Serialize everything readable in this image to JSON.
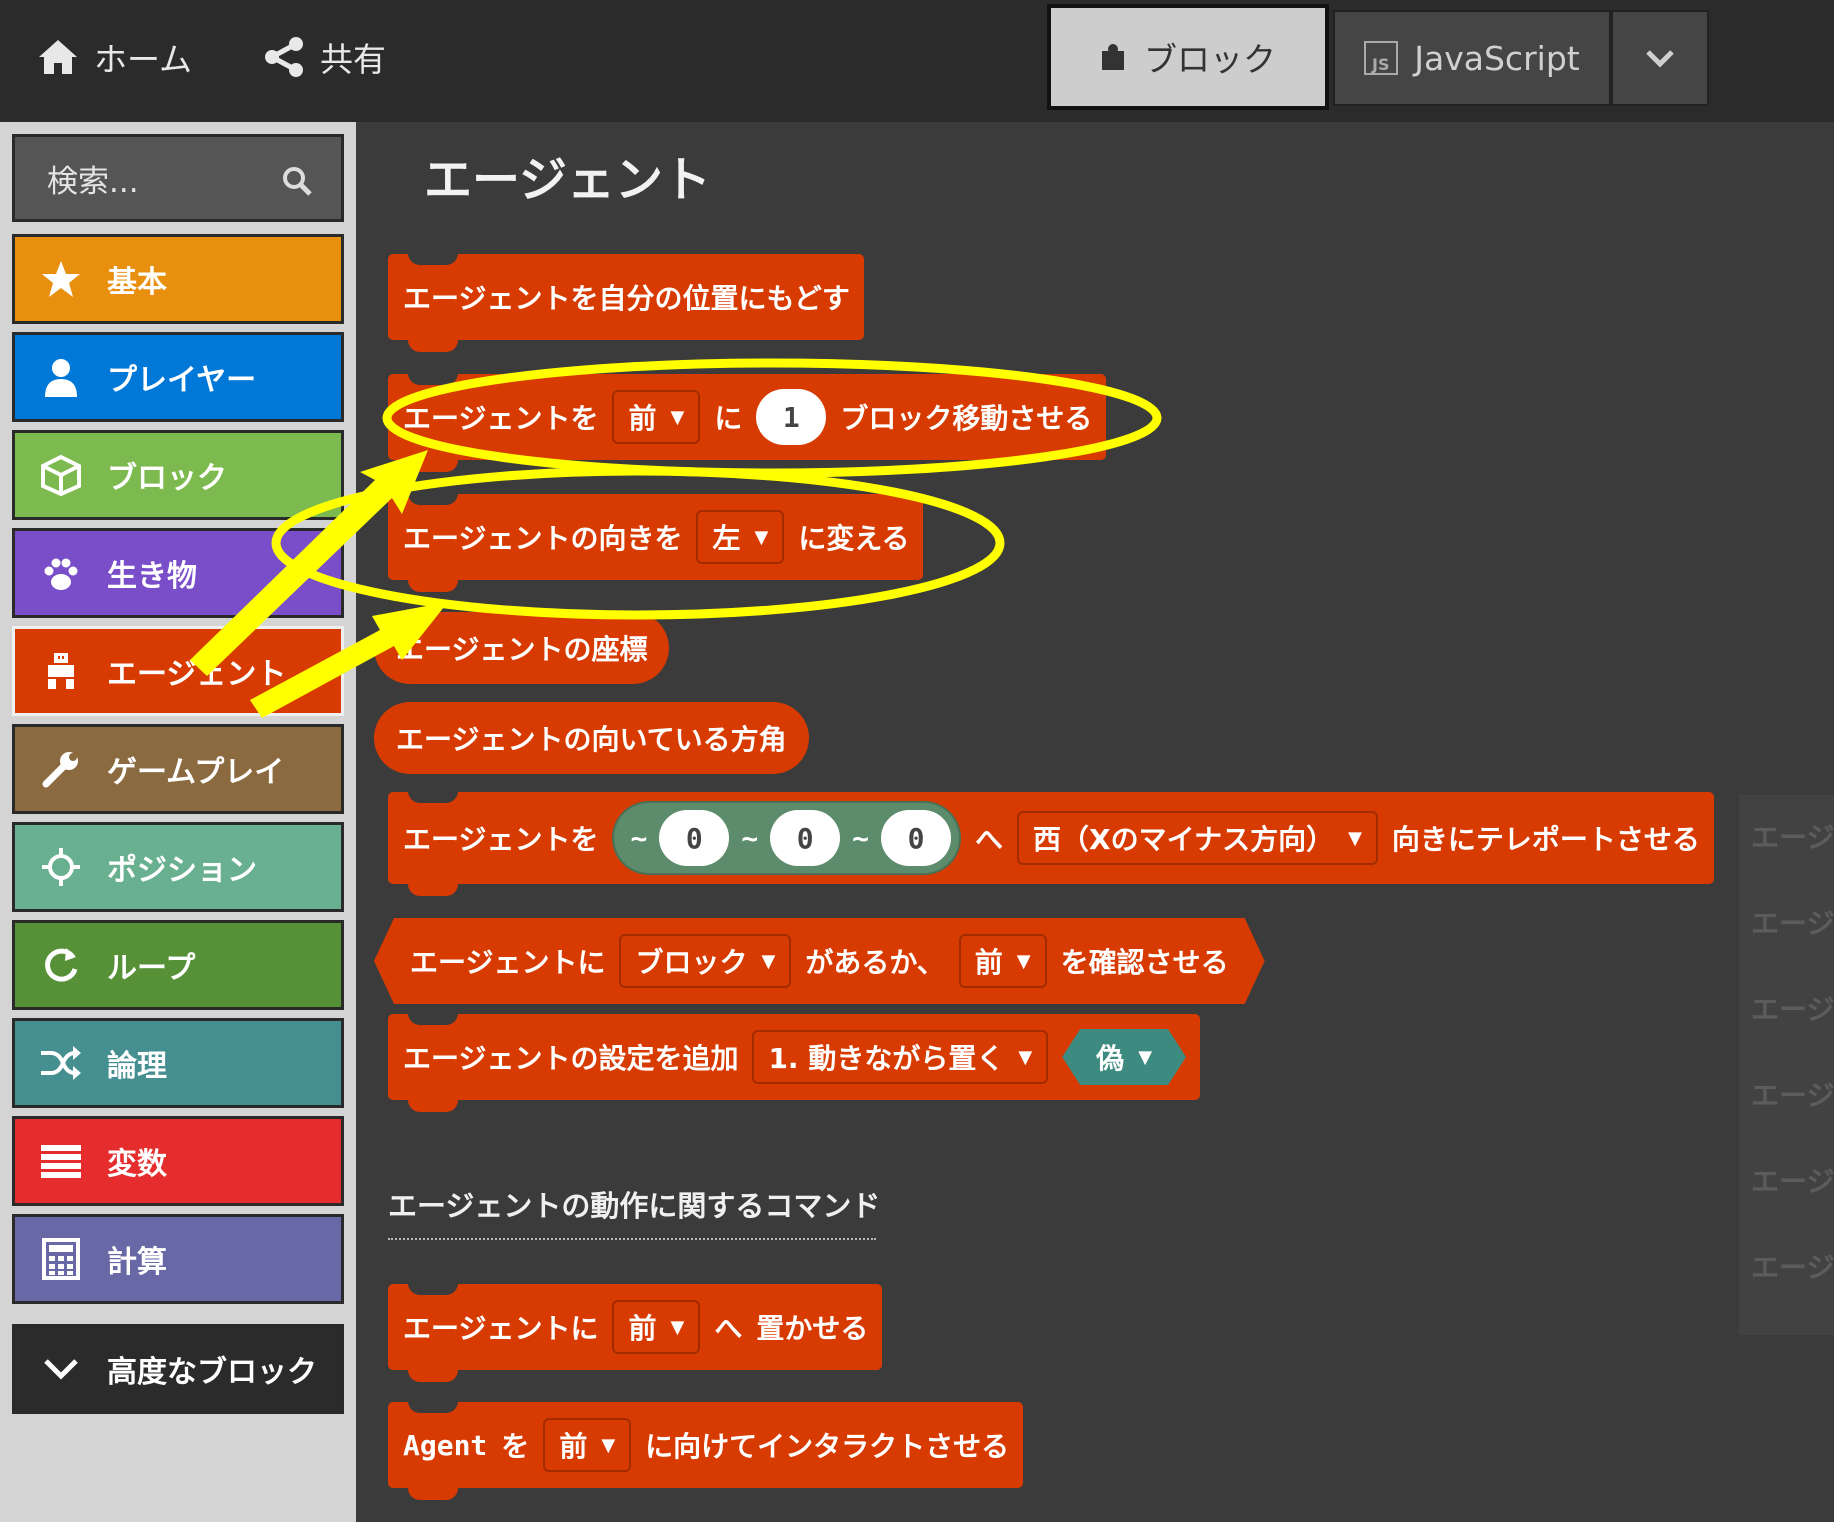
{
  "topbar": {
    "home_label": "ホーム",
    "share_label": "共有",
    "blocks_label": "ブロック",
    "js_label": "JavaScript"
  },
  "sidebar": {
    "search_placeholder": "検索...",
    "categories": [
      {
        "label": "基本",
        "color": "#e8900e",
        "icon": "star-icon"
      },
      {
        "label": "プレイヤー",
        "color": "#0078d7",
        "icon": "person-icon"
      },
      {
        "label": "ブロック",
        "color": "#7cba4f",
        "icon": "cube-icon"
      },
      {
        "label": "生き物",
        "color": "#7a4dc9",
        "icon": "paw-icon"
      },
      {
        "label": "エージェント",
        "color": "#d83b01",
        "icon": "agent-icon"
      },
      {
        "label": "ゲームプレイ",
        "color": "#8b6a3f",
        "icon": "wrench-icon"
      },
      {
        "label": "ポジション",
        "color": "#69b090",
        "icon": "crosshair-icon"
      },
      {
        "label": "ループ",
        "color": "#569138",
        "icon": "loop-icon"
      },
      {
        "label": "論理",
        "color": "#458f91",
        "icon": "shuffle-icon"
      },
      {
        "label": "変数",
        "color": "#e52d2d",
        "icon": "list-icon"
      },
      {
        "label": "計算",
        "color": "#6868a6",
        "icon": "calculator-icon"
      }
    ],
    "advanced_label": "高度なブロック"
  },
  "flyout": {
    "title": "エージェント",
    "blocks": {
      "b1": {
        "text": "エージェントを自分の位置にもどす"
      },
      "b2": {
        "t1": "エージェントを",
        "dir": "前",
        "t2": "に",
        "num": "1",
        "t3": "ブロック移動させる"
      },
      "b3": {
        "t1": "エージェントの向きを",
        "dir": "左",
        "t2": "に変える"
      },
      "b4": {
        "text": "エージェントの座標"
      },
      "b5": {
        "text": "エージェントの向いている方角"
      },
      "b6": {
        "t1": "エージェントを",
        "tilde": "~",
        "x": "0",
        "y": "0",
        "z": "0",
        "t2": "へ",
        "dir": "西（Xのマイナス方向）",
        "t3": "向きにテレポートさせる"
      },
      "b7": {
        "t1": "エージェントに",
        "kind": "ブロック",
        "t2": "があるか、",
        "dir": "前",
        "t3": "を確認させる"
      },
      "b8": {
        "t1": "エージェントの設定を追加",
        "opt": "1. 動きながら置く",
        "val": "偽"
      },
      "b9": {
        "t1": "エージェントに",
        "dir": "前",
        "t2": "へ",
        "t3": "置かせる"
      },
      "b10": {
        "t1": "Agent",
        "t2": "を",
        "dir": "前",
        "t3": "に向けてインタラクトさせる"
      }
    },
    "section_label": "エージェントの動作に関するコマンド"
  },
  "workspace": {
    "ghost_labels": [
      "エージェ",
      "エージェ",
      "エージェ",
      "エージェ",
      "エージェ",
      "エージェ"
    ]
  },
  "annotation": {
    "color": "#ffff00"
  }
}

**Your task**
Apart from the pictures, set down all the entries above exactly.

**Your response**
Serialize everything readable in this image to JSON.
{
  "topbar": {
    "home_label": "ホーム",
    "share_label": "共有",
    "blocks_label": "ブロック",
    "js_label": "JavaScript"
  },
  "sidebar": {
    "search_placeholder": "検索...",
    "categories": [
      {
        "label": "基本",
        "color": "#e8900e",
        "icon": "star-icon"
      },
      {
        "label": "プレイヤー",
        "color": "#0078d7",
        "icon": "person-icon"
      },
      {
        "label": "ブロック",
        "color": "#7cba4f",
        "icon": "cube-icon"
      },
      {
        "label": "生き物",
        "color": "#7a4dc9",
        "icon": "paw-icon"
      },
      {
        "label": "エージェント",
        "color": "#d83b01",
        "icon": "agent-icon"
      },
      {
        "label": "ゲームプレイ",
        "color": "#8b6a3f",
        "icon": "wrench-icon"
      },
      {
        "label": "ポジション",
        "color": "#69b090",
        "icon": "crosshair-icon"
      },
      {
        "label": "ループ",
        "color": "#569138",
        "icon": "loop-icon"
      },
      {
        "label": "論理",
        "color": "#458f91",
        "icon": "shuffle-icon"
      },
      {
        "label": "変数",
        "color": "#e52d2d",
        "icon": "list-icon"
      },
      {
        "label": "計算",
        "color": "#6868a6",
        "icon": "calculator-icon"
      }
    ],
    "advanced_label": "高度なブロック"
  },
  "flyout": {
    "title": "エージェント",
    "blocks": {
      "b1": {
        "text": "エージェントを自分の位置にもどす"
      },
      "b2": {
        "t1": "エージェントを",
        "dir": "前",
        "t2": "に",
        "num": "1",
        "t3": "ブロック移動させる"
      },
      "b3": {
        "t1": "エージェントの向きを",
        "dir": "左",
        "t2": "に変える"
      },
      "b4": {
        "text": "エージェントの座標"
      },
      "b5": {
        "text": "エージェントの向いている方角"
      },
      "b6": {
        "t1": "エージェントを",
        "tilde": "~",
        "x": "0",
        "y": "0",
        "z": "0",
        "t2": "へ",
        "dir": "西（Xのマイナス方向）",
        "t3": "向きにテレポートさせる"
      },
      "b7": {
        "t1": "エージェントに",
        "kind": "ブロック",
        "t2": "があるか、",
        "dir": "前",
        "t3": "を確認させる"
      },
      "b8": {
        "t1": "エージェントの設定を追加",
        "opt": "1. 動きながら置く",
        "val": "偽"
      },
      "b9": {
        "t1": "エージェントに",
        "dir": "前",
        "t2": "へ",
        "t3": "置かせる"
      },
      "b10": {
        "t1": "Agent",
        "t2": "を",
        "dir": "前",
        "t3": "に向けてインタラクトさせる"
      }
    },
    "section_label": "エージェントの動作に関するコマンド"
  },
  "workspace": {
    "ghost_labels": [
      "エージェ",
      "エージェ",
      "エージェ",
      "エージェ",
      "エージェ",
      "エージェ"
    ]
  },
  "annotation": {
    "color": "#ffff00"
  }
}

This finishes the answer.